To do -
All of the lines below should be printed again exactly as they are.

------------------------

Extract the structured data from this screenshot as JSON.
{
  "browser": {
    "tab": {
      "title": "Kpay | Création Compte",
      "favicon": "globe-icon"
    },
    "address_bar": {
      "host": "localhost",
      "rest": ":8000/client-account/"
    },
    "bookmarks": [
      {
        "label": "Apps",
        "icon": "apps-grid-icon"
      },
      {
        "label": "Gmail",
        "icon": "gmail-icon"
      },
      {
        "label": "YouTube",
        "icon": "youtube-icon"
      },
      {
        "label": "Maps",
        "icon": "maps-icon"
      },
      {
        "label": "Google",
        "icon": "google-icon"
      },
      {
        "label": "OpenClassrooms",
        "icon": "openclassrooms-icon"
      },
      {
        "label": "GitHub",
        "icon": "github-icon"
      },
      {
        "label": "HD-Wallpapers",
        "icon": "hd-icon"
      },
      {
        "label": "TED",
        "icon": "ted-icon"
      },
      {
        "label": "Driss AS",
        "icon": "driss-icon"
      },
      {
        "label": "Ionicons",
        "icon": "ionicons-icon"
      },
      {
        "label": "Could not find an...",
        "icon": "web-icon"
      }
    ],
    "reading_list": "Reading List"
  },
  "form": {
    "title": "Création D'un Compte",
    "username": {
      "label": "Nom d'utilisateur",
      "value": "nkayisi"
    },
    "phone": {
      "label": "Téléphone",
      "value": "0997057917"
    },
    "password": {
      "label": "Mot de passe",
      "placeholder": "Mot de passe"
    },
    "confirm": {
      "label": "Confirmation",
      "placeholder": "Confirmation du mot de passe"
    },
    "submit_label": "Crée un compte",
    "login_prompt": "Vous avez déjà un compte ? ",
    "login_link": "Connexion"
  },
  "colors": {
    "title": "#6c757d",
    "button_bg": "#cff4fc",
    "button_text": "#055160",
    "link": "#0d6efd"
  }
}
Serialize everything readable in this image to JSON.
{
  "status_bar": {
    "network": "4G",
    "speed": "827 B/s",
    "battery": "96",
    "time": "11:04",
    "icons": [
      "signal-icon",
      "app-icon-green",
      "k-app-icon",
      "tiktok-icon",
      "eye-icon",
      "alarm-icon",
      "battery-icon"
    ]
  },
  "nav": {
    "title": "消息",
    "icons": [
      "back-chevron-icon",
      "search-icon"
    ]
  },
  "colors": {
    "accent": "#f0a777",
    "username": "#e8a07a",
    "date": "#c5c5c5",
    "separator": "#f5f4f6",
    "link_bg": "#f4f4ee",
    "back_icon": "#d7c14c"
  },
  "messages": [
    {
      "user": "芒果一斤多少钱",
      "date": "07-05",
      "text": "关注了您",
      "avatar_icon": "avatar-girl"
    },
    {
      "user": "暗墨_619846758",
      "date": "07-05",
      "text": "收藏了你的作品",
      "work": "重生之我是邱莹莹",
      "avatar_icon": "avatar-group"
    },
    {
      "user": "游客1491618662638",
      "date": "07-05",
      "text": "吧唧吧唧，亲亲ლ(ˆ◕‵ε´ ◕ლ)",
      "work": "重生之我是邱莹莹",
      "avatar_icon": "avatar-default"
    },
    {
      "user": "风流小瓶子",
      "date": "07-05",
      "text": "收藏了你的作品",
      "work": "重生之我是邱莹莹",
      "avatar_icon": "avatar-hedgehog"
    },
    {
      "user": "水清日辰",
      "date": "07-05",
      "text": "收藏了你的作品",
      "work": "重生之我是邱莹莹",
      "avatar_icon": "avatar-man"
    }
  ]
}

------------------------

Answer space -
Extract the structured data from this screenshot as JSON.
{
  "browser": {
    "tab": {
      "title": "Kpay | Création Compte",
      "favicon": "globe-icon"
    },
    "address_bar": {
      "host": "localhost",
      "rest": ":8000/client-account/"
    },
    "bookmarks": [
      {
        "label": "Apps",
        "icon": "apps-grid-icon"
      },
      {
        "label": "Gmail",
        "icon": "gmail-icon"
      },
      {
        "label": "YouTube",
        "icon": "youtube-icon"
      },
      {
        "label": "Maps",
        "icon": "maps-icon"
      },
      {
        "label": "Google",
        "icon": "google-icon"
      },
      {
        "label": "OpenClassrooms",
        "icon": "openclassrooms-icon"
      },
      {
        "label": "GitHub",
        "icon": "github-icon"
      },
      {
        "label": "HD-Wallpapers",
        "icon": "hd-icon"
      },
      {
        "label": "TED",
        "icon": "ted-icon"
      },
      {
        "label": "Driss AS",
        "icon": "driss-icon"
      },
      {
        "label": "Ionicons",
        "icon": "ionicons-icon"
      },
      {
        "label": "Could not find an...",
        "icon": "web-icon"
      }
    ],
    "reading_list": "Reading List"
  },
  "form": {
    "title": "Création D'un Compte",
    "username": {
      "label": "Nom d'utilisateur",
      "value": "nkayisi"
    },
    "phone": {
      "label": "Téléphone",
      "value": "0997057917"
    },
    "password": {
      "label": "Mot de passe",
      "placeholder": "Mot de passe"
    },
    "confirm": {
      "label": "Confirmation",
      "placeholder": "Confirmation du mot de passe"
    },
    "submit_label": "Crée un compte",
    "login_prompt": "Vous avez déjà un compte ? ",
    "login_link": "Connexion"
  },
  "colors": {
    "title": "#6c757d",
    "button_bg": "#cff4fc",
    "button_text": "#055160",
    "link": "#0d6efd"
  }
}
Serialize everything readable in this image to JSON.
{
  "status_bar": {
    "network": "4G",
    "speed": "827 B/s",
    "battery": "96",
    "time": "11:04",
    "icons": [
      "signal-icon",
      "app-icon-green",
      "k-app-icon",
      "tiktok-icon",
      "eye-icon",
      "alarm-icon",
      "battery-icon"
    ]
  },
  "nav": {
    "title": "消息",
    "icons": [
      "back-chevron-icon",
      "search-icon"
    ]
  },
  "colors": {
    "accent": "#f0a777",
    "username": "#e8a07a",
    "date": "#c5c5c5",
    "separator": "#f5f4f6",
    "link_bg": "#f4f4ee",
    "back_icon": "#d7c14c"
  },
  "messages": [
    {
      "user": "芒果一斤多少钱",
      "date": "07-05",
      "text": "关注了您",
      "avatar_icon": "avatar-girl"
    },
    {
      "user": "暗墨_619846758",
      "date": "07-05",
      "text": "收藏了你的作品",
      "work": "重生之我是邱莹莹",
      "avatar_icon": "avatar-group"
    },
    {
      "user": "游客1491618662638",
      "date": "07-05",
      "text": "吧唧吧唧，亲亲ლ(ˆ◕‵ε´ ◕ლ)",
      "work": "重生之我是邱莹莹",
      "avatar_icon": "avatar-default"
    },
    {
      "user": "风流小瓶子",
      "date": "07-05",
      "text": "收藏了你的作品",
      "work": "重生之我是邱莹莹",
      "avatar_icon": "avatar-hedgehog"
    },
    {
      "user": "水清日辰",
      "date": "07-05",
      "text": "收藏了你的作品",
      "work": "重生之我是邱莹莹",
      "avatar_icon": "avatar-man"
    }
  ]
}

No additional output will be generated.